── Records shown ──

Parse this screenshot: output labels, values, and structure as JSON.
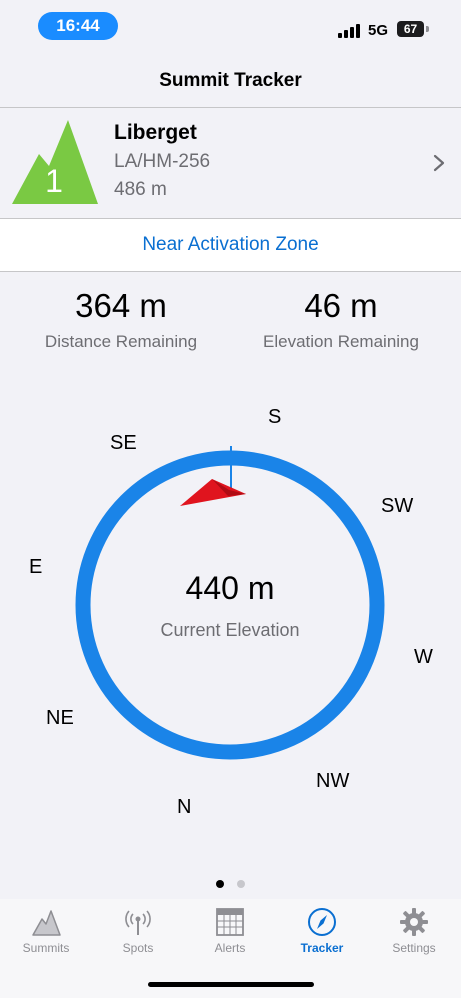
{
  "status_bar": {
    "time": "16:44",
    "network": "5G",
    "battery": "67"
  },
  "nav": {
    "title": "Summit Tracker"
  },
  "summit": {
    "badge": "1",
    "name": "Liberget",
    "reference": "LA/HM-256",
    "height": "486 m",
    "badge_color": "#7ac943"
  },
  "zone_banner": {
    "text": "Near Activation Zone",
    "color": "#0a6fd1"
  },
  "stats": {
    "distance": {
      "value": "364 m",
      "label": "Distance Remaining"
    },
    "elevation": {
      "value": "46 m",
      "label": "Elevation Remaining"
    }
  },
  "compass": {
    "directions": {
      "s": "S",
      "se": "SE",
      "sw": "SW",
      "e": "E",
      "w": "W",
      "ne": "NE",
      "nw": "NW",
      "n": "N"
    },
    "current_elevation_value": "440 m",
    "current_elevation_label": "Current Elevation",
    "ring_color": "#1a84e8",
    "pointer_color": "#e0141e"
  },
  "pager": {
    "pages": 2,
    "current": 1
  },
  "tabs": [
    {
      "label": "Summits",
      "icon": "mountain-icon",
      "active": false
    },
    {
      "label": "Spots",
      "icon": "antenna-icon",
      "active": false
    },
    {
      "label": "Alerts",
      "icon": "calendar-icon",
      "active": false
    },
    {
      "label": "Tracker",
      "icon": "compass-icon",
      "active": true
    },
    {
      "label": "Settings",
      "icon": "gear-icon",
      "active": false
    }
  ]
}
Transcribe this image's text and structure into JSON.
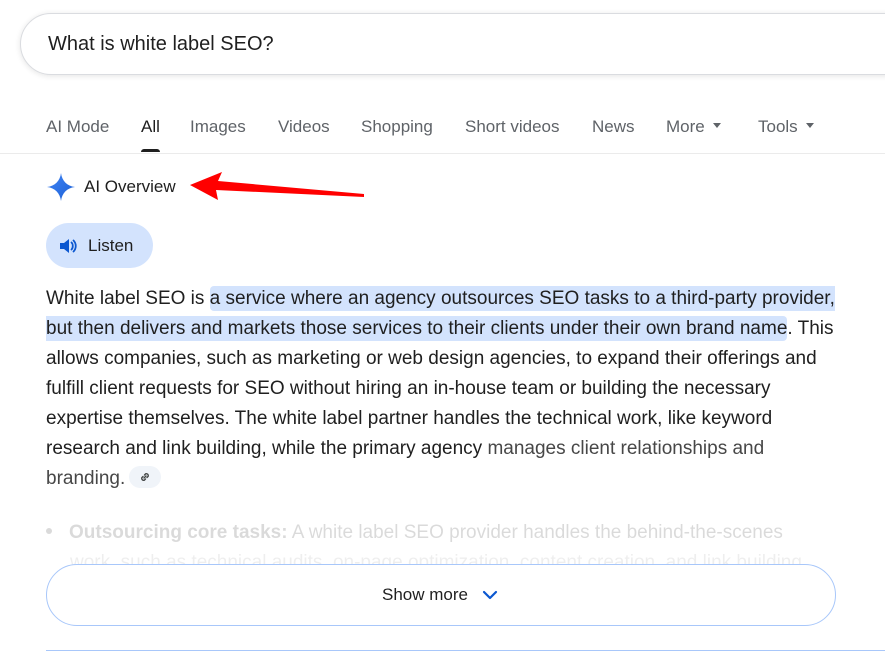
{
  "search": {
    "query": "What is white label SEO?"
  },
  "tabs": [
    {
      "label": "AI Mode",
      "active": false
    },
    {
      "label": "All",
      "active": true
    },
    {
      "label": "Images",
      "active": false
    },
    {
      "label": "Videos",
      "active": false
    },
    {
      "label": "Shopping",
      "active": false
    },
    {
      "label": "Short videos",
      "active": false
    },
    {
      "label": "News",
      "active": false
    },
    {
      "label": "More",
      "active": false,
      "dropdown": true
    },
    {
      "label": "Tools",
      "active": false,
      "dropdown": true
    }
  ],
  "ai_overview": {
    "title": "AI Overview",
    "icon": "sparkle-icon",
    "listen_label": "Listen",
    "answer": {
      "intro": "White label SEO is ",
      "highlight": "a service where an agency outsources SEO tasks to a third-party provider, but then delivers and markets those services to their clients under their own brand name",
      "body": ". This allows companies, such as marketing or web design agencies, to expand their offerings and fulfill client requests for SEO without hiring an in-house team or building the necessary expertise themselves. The white label partner handles the technical work, like keyword research and link building, while the primary agency ",
      "tail": "manages client relationships and branding."
    },
    "bullet": {
      "bold": "Outsourcing core tasks:",
      "text": " A white label SEO provider handles the behind-the-scenes",
      "line2": "work, such as technical audits, on-page optimization, content creation, and link building."
    },
    "show_more_label": "Show more"
  },
  "colors": {
    "highlight": "#d3e3fd",
    "annotation_arrow": "#ff0000",
    "sparkle": "#1a73e8",
    "chevron": "#0b57d0"
  }
}
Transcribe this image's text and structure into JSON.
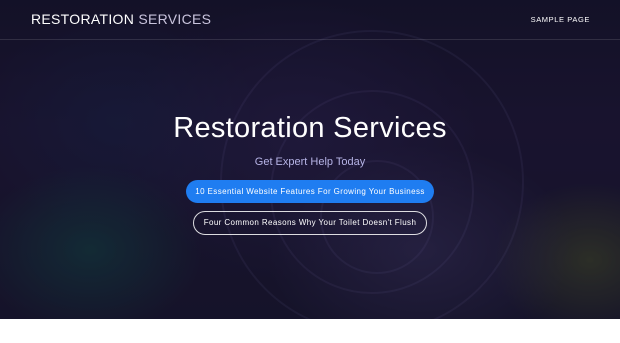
{
  "header": {
    "logo_bold": "RESTORATION",
    "logo_light": "SERVICES",
    "nav": [
      {
        "label": "SAMPLE PAGE"
      }
    ]
  },
  "hero": {
    "title": "Restoration Services",
    "subtitle": "Get Expert Help Today",
    "buttons": [
      {
        "label": "10 Essential Website Features For Growing Your Business",
        "style": "primary"
      },
      {
        "label": "Four Common Reasons Why Your Toilet Doesn't Flush",
        "style": "outline"
      }
    ]
  },
  "colors": {
    "primary_button": "#1f7df1",
    "subtitle": "#b6b4e6",
    "footer_strip": "#ffffff"
  }
}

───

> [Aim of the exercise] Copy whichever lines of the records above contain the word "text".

> [Response for this exercise]
    "text": "Near Activation Zone",
Transcribe this image's text and structure into JSON.
      "text": " A white label SEO provider handles the behind-the-scenes",
Transcribe this image's text and structure into JSON.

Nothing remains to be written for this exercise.